The report spanned a five-year period from 2012 through 2016. It found an overall infant mortality rate of 5.9 per 1,000 live births in 2016, which is similar to the national average. The mortality rate for Black infants in Kansas was 15.2. Issues with prenatal care, such as smoking, contributed to more than 21 percent of infant deaths. Congenital illnesses, like heart disease, was also a factor. Other contributors to the gap included prematurity, low birth weight and accidental death.

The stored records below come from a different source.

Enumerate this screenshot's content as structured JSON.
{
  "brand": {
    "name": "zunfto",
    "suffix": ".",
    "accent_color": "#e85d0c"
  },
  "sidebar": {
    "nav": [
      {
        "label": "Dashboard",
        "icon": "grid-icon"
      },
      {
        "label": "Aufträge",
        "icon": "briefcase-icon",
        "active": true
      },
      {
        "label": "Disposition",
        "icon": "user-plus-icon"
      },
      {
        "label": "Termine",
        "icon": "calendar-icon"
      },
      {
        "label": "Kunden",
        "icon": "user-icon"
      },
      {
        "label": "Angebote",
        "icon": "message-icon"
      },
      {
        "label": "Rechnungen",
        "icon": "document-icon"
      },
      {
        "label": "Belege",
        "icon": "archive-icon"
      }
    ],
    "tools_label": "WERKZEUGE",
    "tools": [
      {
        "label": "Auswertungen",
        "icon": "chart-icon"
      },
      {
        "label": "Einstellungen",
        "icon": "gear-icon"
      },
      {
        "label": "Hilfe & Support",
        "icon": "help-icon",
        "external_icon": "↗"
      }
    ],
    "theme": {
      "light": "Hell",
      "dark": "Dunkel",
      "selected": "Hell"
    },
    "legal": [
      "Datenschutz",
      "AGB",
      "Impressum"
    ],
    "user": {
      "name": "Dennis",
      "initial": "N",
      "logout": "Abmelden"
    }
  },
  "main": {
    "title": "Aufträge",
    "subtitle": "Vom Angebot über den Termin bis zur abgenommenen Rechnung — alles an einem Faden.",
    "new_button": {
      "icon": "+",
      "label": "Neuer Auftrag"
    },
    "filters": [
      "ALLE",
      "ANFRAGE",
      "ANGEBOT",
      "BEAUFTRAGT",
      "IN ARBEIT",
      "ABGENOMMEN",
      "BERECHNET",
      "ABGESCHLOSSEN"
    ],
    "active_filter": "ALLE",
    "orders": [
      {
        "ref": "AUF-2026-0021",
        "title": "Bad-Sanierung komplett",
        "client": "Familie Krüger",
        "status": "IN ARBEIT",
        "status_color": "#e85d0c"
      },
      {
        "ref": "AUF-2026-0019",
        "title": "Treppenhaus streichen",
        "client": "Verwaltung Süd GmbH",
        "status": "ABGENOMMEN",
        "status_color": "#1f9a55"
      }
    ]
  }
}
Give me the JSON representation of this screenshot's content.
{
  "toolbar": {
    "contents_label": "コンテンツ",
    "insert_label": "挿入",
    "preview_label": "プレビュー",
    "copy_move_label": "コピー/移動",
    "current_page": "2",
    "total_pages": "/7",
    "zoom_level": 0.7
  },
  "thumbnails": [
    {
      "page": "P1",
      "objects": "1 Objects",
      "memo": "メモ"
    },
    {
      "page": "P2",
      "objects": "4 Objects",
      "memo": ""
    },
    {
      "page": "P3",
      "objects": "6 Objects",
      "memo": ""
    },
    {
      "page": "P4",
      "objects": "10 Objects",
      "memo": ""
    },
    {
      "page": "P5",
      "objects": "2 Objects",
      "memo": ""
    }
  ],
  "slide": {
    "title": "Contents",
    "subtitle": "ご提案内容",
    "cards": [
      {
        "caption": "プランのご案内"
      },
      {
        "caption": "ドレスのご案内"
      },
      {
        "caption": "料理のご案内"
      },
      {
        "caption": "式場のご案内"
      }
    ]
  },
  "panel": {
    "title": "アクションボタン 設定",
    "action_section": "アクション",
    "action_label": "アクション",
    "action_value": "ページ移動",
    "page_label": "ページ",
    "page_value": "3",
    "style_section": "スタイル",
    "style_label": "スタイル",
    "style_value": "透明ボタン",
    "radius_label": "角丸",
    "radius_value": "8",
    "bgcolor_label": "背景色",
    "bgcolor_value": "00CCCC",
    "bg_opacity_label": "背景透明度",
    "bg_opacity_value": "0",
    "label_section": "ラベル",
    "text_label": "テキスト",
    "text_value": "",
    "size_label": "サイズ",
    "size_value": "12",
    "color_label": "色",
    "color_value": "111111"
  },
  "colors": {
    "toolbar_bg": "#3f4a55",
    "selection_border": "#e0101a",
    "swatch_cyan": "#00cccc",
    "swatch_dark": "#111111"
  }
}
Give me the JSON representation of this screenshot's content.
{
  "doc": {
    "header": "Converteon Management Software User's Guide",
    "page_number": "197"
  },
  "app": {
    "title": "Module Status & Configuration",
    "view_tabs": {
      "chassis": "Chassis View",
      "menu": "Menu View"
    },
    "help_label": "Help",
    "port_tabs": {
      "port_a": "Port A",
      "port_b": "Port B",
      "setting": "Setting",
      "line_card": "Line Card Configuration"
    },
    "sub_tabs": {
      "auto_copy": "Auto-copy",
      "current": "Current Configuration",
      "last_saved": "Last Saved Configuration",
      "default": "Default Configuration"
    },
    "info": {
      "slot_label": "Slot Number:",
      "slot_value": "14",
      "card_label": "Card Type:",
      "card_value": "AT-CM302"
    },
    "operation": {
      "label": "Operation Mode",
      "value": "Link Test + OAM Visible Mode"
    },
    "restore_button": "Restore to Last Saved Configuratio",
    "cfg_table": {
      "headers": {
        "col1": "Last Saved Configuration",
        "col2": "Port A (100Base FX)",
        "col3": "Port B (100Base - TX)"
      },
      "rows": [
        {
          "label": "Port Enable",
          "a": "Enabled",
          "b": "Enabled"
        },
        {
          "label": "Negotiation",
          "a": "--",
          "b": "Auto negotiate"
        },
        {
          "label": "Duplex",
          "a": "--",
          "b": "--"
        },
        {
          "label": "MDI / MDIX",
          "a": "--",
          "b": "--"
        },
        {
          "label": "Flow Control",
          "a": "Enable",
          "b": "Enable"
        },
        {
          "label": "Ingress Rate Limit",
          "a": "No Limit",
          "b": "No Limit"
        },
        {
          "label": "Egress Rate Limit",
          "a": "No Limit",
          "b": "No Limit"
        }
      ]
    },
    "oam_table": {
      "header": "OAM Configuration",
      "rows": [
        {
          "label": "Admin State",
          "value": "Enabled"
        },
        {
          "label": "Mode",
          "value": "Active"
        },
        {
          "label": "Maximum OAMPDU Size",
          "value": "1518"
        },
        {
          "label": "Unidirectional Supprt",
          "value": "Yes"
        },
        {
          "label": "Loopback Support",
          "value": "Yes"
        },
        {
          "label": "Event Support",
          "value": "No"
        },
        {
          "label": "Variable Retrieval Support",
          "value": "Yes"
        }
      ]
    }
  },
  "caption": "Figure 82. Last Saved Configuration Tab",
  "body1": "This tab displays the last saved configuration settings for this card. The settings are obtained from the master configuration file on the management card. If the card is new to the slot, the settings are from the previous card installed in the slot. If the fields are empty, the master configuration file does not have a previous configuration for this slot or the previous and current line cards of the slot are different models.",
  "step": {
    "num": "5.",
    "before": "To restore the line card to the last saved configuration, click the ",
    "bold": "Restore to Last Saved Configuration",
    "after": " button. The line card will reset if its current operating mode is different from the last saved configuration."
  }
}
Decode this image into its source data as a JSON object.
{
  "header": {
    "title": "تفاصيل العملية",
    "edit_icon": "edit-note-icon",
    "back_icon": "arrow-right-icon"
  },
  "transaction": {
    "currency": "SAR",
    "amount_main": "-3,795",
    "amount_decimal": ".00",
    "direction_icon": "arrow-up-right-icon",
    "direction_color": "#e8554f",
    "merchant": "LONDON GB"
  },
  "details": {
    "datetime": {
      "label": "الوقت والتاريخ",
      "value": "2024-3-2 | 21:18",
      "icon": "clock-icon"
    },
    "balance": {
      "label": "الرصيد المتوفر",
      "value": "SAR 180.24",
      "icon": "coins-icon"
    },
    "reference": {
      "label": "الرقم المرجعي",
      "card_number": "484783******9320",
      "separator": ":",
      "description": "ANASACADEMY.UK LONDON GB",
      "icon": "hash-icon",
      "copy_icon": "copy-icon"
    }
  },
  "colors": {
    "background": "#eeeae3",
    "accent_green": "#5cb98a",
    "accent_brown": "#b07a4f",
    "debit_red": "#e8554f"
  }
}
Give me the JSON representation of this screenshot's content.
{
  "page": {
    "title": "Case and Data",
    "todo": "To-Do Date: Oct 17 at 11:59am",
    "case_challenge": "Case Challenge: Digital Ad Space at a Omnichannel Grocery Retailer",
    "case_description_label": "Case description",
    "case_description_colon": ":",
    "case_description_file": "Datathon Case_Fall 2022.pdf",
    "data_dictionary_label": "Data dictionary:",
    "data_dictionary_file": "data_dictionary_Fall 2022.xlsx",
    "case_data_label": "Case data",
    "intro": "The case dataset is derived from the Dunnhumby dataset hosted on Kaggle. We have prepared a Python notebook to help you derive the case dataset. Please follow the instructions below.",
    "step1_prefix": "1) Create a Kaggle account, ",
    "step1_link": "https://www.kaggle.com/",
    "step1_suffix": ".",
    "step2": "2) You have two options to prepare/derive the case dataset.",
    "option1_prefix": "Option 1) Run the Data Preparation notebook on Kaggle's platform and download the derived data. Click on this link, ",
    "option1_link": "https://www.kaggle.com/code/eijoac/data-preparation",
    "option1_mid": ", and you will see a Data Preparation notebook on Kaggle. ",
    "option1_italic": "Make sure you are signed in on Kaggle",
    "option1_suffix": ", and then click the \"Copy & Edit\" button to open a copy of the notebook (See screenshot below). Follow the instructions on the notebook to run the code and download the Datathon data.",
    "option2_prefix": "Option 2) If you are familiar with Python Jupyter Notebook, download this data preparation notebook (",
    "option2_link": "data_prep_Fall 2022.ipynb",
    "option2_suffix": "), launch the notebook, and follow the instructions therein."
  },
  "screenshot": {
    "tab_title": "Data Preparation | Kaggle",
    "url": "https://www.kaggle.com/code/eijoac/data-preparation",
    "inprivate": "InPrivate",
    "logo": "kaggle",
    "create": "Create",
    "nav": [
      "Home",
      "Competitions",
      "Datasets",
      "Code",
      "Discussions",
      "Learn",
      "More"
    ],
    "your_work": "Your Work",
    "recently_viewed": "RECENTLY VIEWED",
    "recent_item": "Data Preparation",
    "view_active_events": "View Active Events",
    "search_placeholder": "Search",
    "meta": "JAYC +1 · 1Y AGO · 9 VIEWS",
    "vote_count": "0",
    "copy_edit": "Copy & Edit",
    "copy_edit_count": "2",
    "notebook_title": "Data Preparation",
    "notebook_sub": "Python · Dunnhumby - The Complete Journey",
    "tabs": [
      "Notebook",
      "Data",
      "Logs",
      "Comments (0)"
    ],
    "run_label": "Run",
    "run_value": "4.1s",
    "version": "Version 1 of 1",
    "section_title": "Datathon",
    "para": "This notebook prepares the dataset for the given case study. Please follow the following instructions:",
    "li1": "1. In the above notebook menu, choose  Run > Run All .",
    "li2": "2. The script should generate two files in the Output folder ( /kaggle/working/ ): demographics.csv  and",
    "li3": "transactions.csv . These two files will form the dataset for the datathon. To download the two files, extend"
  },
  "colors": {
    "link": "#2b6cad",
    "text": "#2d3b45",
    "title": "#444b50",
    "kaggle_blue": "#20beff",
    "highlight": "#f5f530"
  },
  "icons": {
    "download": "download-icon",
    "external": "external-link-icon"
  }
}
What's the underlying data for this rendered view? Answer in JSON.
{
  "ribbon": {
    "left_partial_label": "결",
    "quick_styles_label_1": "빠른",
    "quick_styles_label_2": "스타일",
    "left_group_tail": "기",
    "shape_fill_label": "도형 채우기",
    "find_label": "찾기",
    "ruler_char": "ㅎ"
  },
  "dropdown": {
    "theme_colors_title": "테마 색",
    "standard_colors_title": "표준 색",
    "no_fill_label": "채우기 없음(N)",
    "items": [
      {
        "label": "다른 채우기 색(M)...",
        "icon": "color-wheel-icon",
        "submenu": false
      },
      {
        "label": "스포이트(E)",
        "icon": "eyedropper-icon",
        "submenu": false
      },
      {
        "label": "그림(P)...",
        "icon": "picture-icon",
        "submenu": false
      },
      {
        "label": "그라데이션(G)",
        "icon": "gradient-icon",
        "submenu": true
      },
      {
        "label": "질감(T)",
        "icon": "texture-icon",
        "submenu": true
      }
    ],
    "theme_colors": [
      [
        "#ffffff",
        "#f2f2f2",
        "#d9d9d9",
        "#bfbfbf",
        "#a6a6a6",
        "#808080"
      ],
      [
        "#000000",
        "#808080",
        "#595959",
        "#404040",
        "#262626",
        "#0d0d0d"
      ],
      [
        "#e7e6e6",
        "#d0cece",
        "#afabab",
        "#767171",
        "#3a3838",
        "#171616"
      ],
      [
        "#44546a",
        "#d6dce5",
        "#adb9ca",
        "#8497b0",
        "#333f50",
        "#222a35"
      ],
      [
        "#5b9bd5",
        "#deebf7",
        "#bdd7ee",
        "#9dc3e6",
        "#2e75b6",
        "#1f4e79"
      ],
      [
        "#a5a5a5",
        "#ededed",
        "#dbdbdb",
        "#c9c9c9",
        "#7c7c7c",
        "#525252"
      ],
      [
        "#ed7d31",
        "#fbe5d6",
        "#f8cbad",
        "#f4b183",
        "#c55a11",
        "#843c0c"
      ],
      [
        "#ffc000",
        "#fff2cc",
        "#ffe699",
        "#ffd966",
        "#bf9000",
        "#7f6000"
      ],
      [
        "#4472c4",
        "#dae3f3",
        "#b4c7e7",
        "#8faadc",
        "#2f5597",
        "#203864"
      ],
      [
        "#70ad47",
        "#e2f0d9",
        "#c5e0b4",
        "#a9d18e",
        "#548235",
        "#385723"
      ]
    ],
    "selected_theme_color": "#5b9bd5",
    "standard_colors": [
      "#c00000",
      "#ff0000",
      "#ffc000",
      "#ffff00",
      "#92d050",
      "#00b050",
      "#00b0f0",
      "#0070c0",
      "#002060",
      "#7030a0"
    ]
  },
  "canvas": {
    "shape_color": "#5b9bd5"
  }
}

An underappreciated contributor to Black infant mortality is the mother’s stress from racial discrimination. A growing body of research examines how factors like living in ghettos and dealing with employment discrimination create chronic stress that causes biological damage to pregnant women, according to the Harvard School of Public Health. “We literally embody, biologically, the societal and ecological conditions in which we grow up and develop and live,” Nancy Krieger, a Harvard professor of social epidemiology, told The Nation. The infant mortality gap cannot close without addressing a broad range of inequalities, including the criminal justice and education systems, said Krieger, who has researched infant mortality rates in the Jim Crow South and in contemporary times.
This Is What’s Missing From The Infant Mortality Racial Gap Discussion was originally published on newsone.com